Ashland Review: Richard III
REVIEW OF “RICHARD III”
by Dorothy Velasco
for broadcast on KLCC July 1, 2014
The Oregon Shakespeare Festival opened its outdoor season at the Allen Elizabethan Theatre with a riveting production of “Richard III.” Dan Donahue’s multi-layered portrayal of the complex title role is a unique gift to theatre-goers.
Richard, one of the favorite stage villains of the past 400 years, is the focus of an action-packed and thrillingly insightful play. Pitted against political foes and strong female characters, Donahue’s mesmerizing Richard is always the center of attention, the puppet master who pulls the strings to plot his way to the throne.
Born with a deformed body, he gains respect by bravely leading troops into battle as a very young man. His brilliant mind, brutal humor, and ability to appear pious, propel him to power. And what fun it is for us to see exactly what he’s doing.
Whether wooing the widow of a man he has just killed, ordering the deaths of his brother and nephews, or compelling the mayor of London and hired flunkies to call for his coronation, we are familiar with these actions but still they give us a jolt.
It’s been nine years since the Festival last performed “Richard.” Although very well acted, what remains in memory about that show is its stunning visual power, above all Richard’s coronation scene. Wearing a 25-foot train, he trips while coming down a ramp. The music stops, the entourage is horrified, then Richard drags himself upright and grimly continues.

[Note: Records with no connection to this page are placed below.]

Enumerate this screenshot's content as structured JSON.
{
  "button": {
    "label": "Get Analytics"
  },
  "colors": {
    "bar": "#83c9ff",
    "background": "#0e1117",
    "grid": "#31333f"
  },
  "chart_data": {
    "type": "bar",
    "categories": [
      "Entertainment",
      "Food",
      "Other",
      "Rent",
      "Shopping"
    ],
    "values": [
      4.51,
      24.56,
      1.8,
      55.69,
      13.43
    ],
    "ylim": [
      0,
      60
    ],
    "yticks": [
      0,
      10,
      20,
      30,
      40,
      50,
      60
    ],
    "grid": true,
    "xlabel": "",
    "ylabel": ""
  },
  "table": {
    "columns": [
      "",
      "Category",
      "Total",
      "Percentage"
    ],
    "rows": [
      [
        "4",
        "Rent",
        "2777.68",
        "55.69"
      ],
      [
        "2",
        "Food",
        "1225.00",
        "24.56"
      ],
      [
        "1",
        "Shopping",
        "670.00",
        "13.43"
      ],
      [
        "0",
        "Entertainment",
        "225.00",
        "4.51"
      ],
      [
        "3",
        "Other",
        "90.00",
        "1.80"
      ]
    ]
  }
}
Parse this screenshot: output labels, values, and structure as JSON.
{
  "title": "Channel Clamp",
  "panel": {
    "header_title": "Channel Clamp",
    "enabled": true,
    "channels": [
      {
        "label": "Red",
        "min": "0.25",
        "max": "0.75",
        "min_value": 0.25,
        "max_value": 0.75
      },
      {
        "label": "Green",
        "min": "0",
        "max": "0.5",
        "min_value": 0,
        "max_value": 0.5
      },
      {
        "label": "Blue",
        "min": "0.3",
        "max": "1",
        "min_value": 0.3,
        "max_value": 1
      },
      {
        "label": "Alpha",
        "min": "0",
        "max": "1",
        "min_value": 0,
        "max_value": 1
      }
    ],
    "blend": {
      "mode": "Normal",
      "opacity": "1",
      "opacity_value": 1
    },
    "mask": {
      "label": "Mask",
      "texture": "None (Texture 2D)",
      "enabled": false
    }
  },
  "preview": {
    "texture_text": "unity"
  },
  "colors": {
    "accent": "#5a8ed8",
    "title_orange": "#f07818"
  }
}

In this year’s production directed by James Bundy the scenery and spectacle are simpler, and the major focus is on the delineation of the characters and Donahue’s mercurial interpretations of Richard’s speeches.
To aid the actors, the festival has unveiled a new sound system that for the most part works quite well, allowing us to comprehend Shakespeare without straining.
And now a little theater trivia: In the previous production Robin Goodrin Nordli played the old Queen Margaret, one of Richard’s toughest, most honest adversaries. This time she plays the much younger Queen Elizabeth, widow of King Edward. Does this mean that in the next production she’ll play one of the little nephews?
But back to business. In addition to Nordli as Elizabeth, the other exceptional roles for women are well played by Franchelle Stewart Dorn as Margaret, Judith-Marie Bergan as Richard’s unloving mother, and Kate Hurster as the hapless Lady Anne.
Richard’s closest cohort in crime is the Duke of Buckinham, played by Anthony Heald as a murdering bureaucrat, getting the job done efficiently and without fuss, the perfect balance for Richard’s histrionics.
If Donahue’s incisive portrayal were a scholarly dissertation, it could be considered the definitive work.
This is Dorothy Velasco with KLCC’s Ashland Review.